SEATTLE - Supporters of Oregon’s public lands celebrated today as the Omnibus Public Land Management Act of 2009 (H.R. 146), which includes Mt. Hood/Columbia Gorge Wilderness, Copper Salmon Wilderness, Oregon Badlands Wilderness, Spring Basin Wilderness and the Cascade-Siskiyou National Monument/Soda Mountain Wilderness heads to the White House for approval. All seven of Oregon’s congressional delegation demonstrated an unwavering commitment to preserving some of Oregon’s iconic landscapes.
“Today is a historic day,” said Bob Freimark, Senior Policy Analyst for The Wilderness Society. “Passage of these important Oregon Wilderness bills ensures that rivers flow clean and clear, providing safe drinking water to our communities. Children now and in the future will continue to enjoy the wonderful recreational opportunities on these lands and precious wildlife habitat will be preserved.”
The House voted 285-140 today to pass the Omnibus Public Land Management Act of 2009 after the Senate approved the legislation last week. Oregon’s entire congressional delegation affirmed the legislation.
“Oregonians have worked tirelessly over many years to protect these extraordinary areas,” continued Bob Freimark. “We thank the Oregon delegation for their leadership to preserve these special wild lands. By coming together with a unified voice, they showed how important public lands are for Oregon, from the high desert in the Badlands and Spring Basin to the ancient forests in Copper Salmon and Mount Hood, to the incredible biological richness of Soda Mountain.”
Passage of the omnibus includes:
- Preservation of 202,000 acres in Oregon as Wilderness under the National Wilderness Preservation System, including the Copper-Salmon Wilderness, Soda Mountain Wilderness, Oregon Badlands Wilderness, Spring Basin Wilderness areas and the Lewis and Clark Mount Hood Wilderness (including portions of the Columbia Gorge);
- Establishment of the National Landscape Conservation System (NLCS) proposal, which will preserve Bureau of Land Management landscapes that have “outstanding cultural, ecological, and scientific values for the benefit of current and future generations.” The newly designated Wilderness Areas of Soda Mountain, Badlands, and Spring Basin will be included in the NLCS.

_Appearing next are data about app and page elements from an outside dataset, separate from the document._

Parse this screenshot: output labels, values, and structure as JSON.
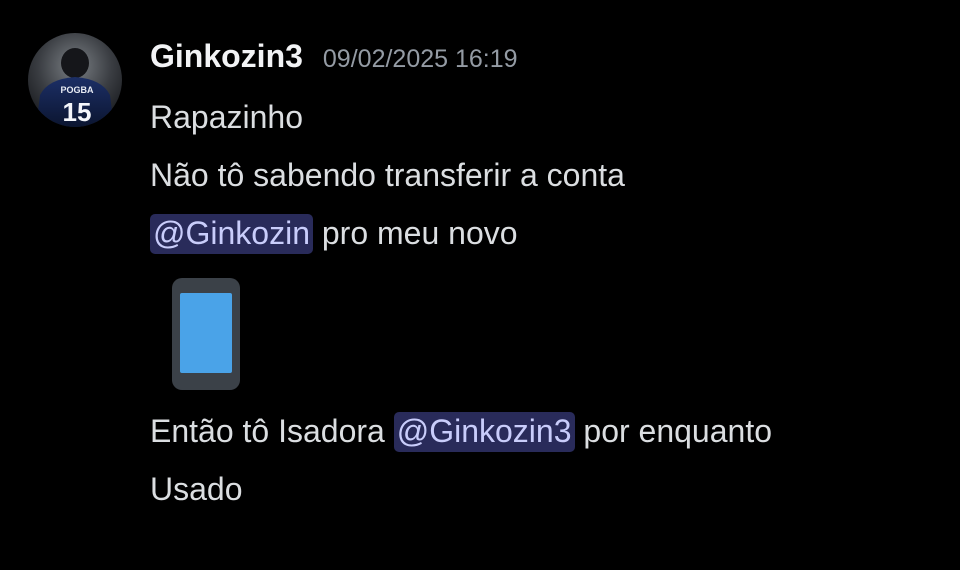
{
  "message": {
    "author": {
      "username": "Ginkozin3",
      "avatar_jersey_name": "POGBA",
      "avatar_jersey_number": "15"
    },
    "timestamp": "09/02/2025 16:19",
    "lines": {
      "l1": "Rapazinho",
      "l2": "Não tô sabendo transferir a conta",
      "l3_mention": "@Ginkozin",
      "l3_text": " pro meu novo",
      "l4_emoji": "mobile-phone-emoji",
      "l5_text_a": "Então tô Isadora ",
      "l5_mention": "@Ginkozin3",
      "l5_text_b": " por enquanto",
      "l6": "Usado"
    }
  },
  "colors": {
    "background": "#000000",
    "username": "#f2f3f5",
    "timestamp": "#949ba4",
    "text": "#dbdee1",
    "mention_bg": "#292b5a",
    "mention_text": "#c9cdfb"
  }
}
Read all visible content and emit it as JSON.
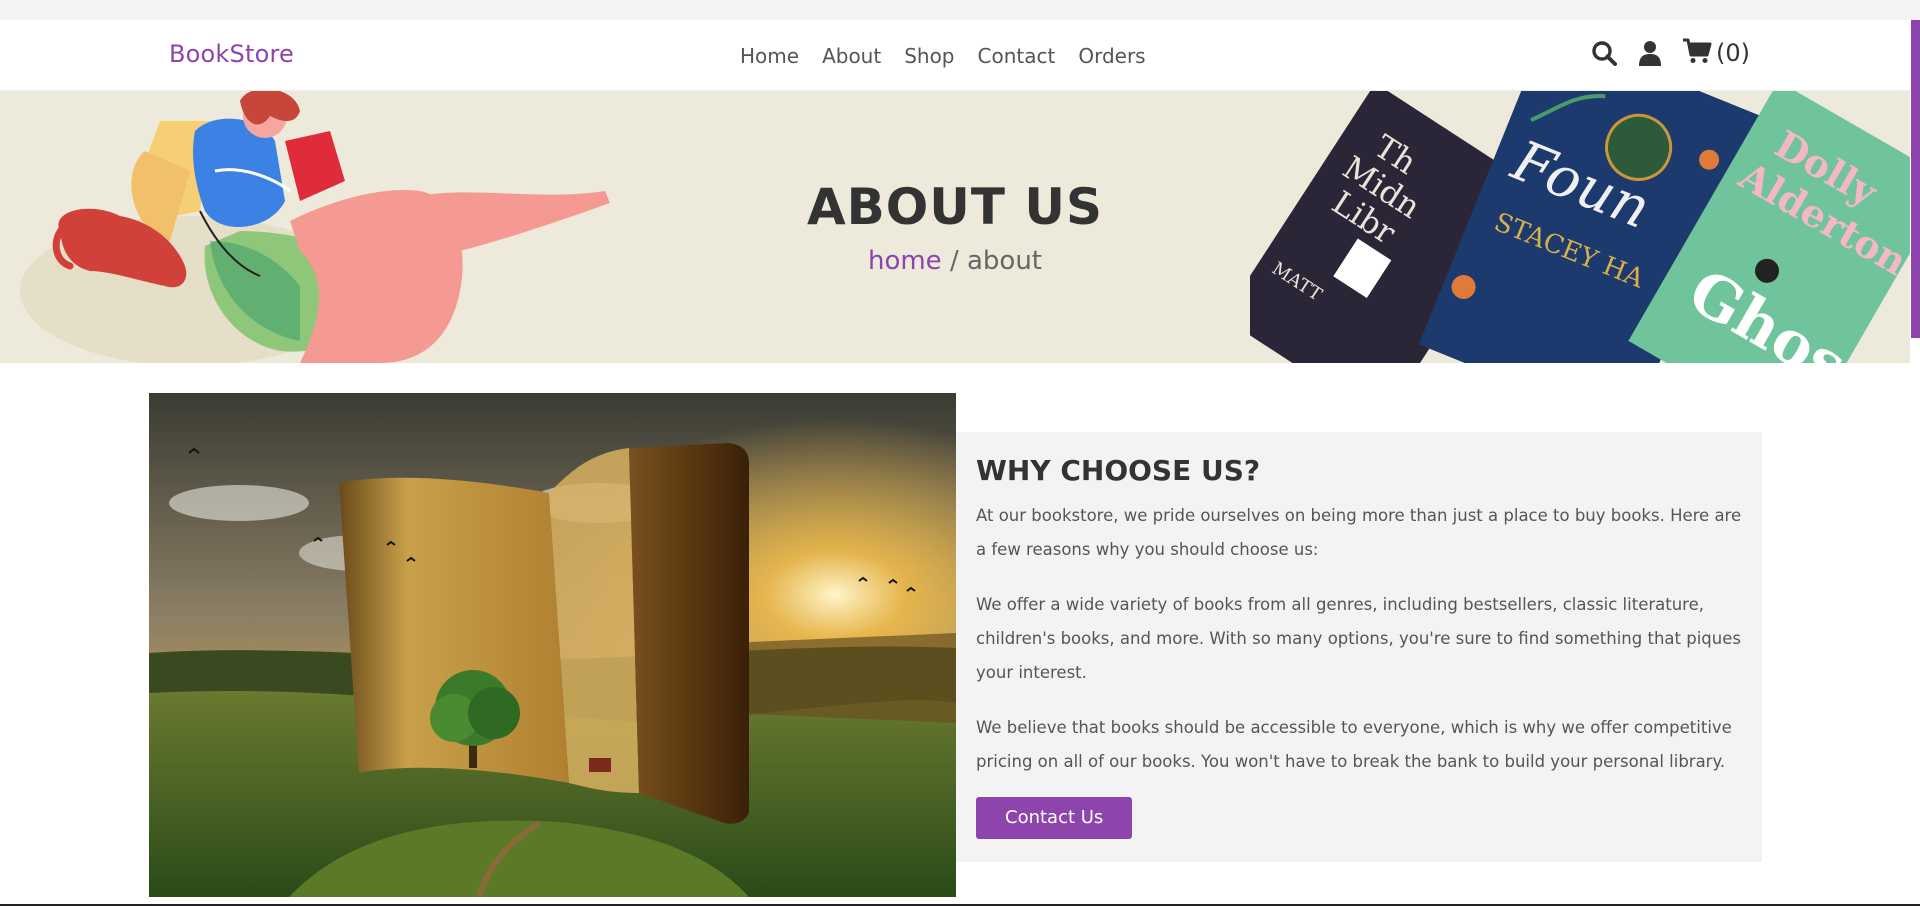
{
  "header": {
    "logo": "BookStore",
    "nav": [
      "Home",
      "About",
      "Shop",
      "Contact",
      "Orders"
    ],
    "cart_count": "(0)",
    "icons": [
      "search-icon",
      "user-icon",
      "cart-icon"
    ]
  },
  "hero": {
    "title": "ABOUT US",
    "breadcrumb_home": "home",
    "breadcrumb_sep": " / ",
    "breadcrumb_current": "about",
    "book_titles": [
      "The Midnight Library",
      "The Foundling",
      "Ghosts"
    ],
    "book_authors": [
      "MATT",
      "STACEY HALLS",
      "Dolly Alderton"
    ]
  },
  "about": {
    "heading": "WHY CHOOSE US?",
    "paragraphs": [
      "At our bookstore, we pride ourselves on being more than just a place to buy books. Here are a few reasons why you should choose us:",
      "We offer a wide variety of books from all genres, including bestsellers, classic literature, children's books, and more. With so many options, you're sure to find something that piques your interest.",
      "We believe that books should be accessible to everyone, which is why we offer competitive pricing on all of our books. You won't have to break the bank to build your personal library."
    ],
    "button": "Contact Us"
  },
  "colors": {
    "accent": "#8e44ad",
    "hero_bg": "#eeeadb",
    "panel_bg": "#f3f3f3",
    "text_dark": "#333333"
  }
}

- Additions of 88 miles of river in Oregon to the National Wild and Scenic River System. A sampling of Wild and Scenic Rivers receiving additional protection include the north and south forks of the Elk River, Eagle Creek, Fish Creek, and the south fork of the Roaring River.
The legislation preserves revered old-growth forests and pristine watersheds to ensure the ecological future of fish and wildlife throughout the region, safeguards world-class recreational opportunities and helps bolster the economies of local communities. Thousands of visitors visit the region’s forests to enjoy rafting, fishing, hiking and hunting. Additionally, visitors and residents alike can enjoy snowshoeing, wildlife viewing, skiing and many other forms of recreation. This steady flow of visitors is important to the economic stability of many small towns throughout the state.
The Omnibus Public Land Management Act of 2009 is comprised of nearly 160 broadly supported, bipartisan bills that preserves key components of America’s natural heritage and provides important economic benefits to struggling local economies.
The Act protects over two million acres of wilderness in nine states, including such American treasures as the Sierra Nevada Mountains of California, Oregon’s Mt. Hood and Rocky Mountain National Park in Colorado. This is the greatest expansion of the National Wilderness Preservation System in 15 years, and will forever preserve these important American icons for the benefit of future generations.
The legislation also helps the Pacific Northwest by:
- Authorizing the Ice Age National Geologic Trail through Oregon, Washington, Idaho and Montana.
- Designating the Pacific Northwest National Scenic Trail through Washington, Idaho and Montana.
- Authorizing a new fire and rescue station at the popular recreation destination of Snoqualmie Pass in Washington state.
Unfortunately, the package also includes a provision that is incompatible with the bill’s conservation measures. The Izembek provision could result in removal of 200 acres of wilderness in Alaska to build a harmful and unnecessary road. The Wilderness Society will continue to work to ensure that this valuable wilderness and wildlife resource remains protected.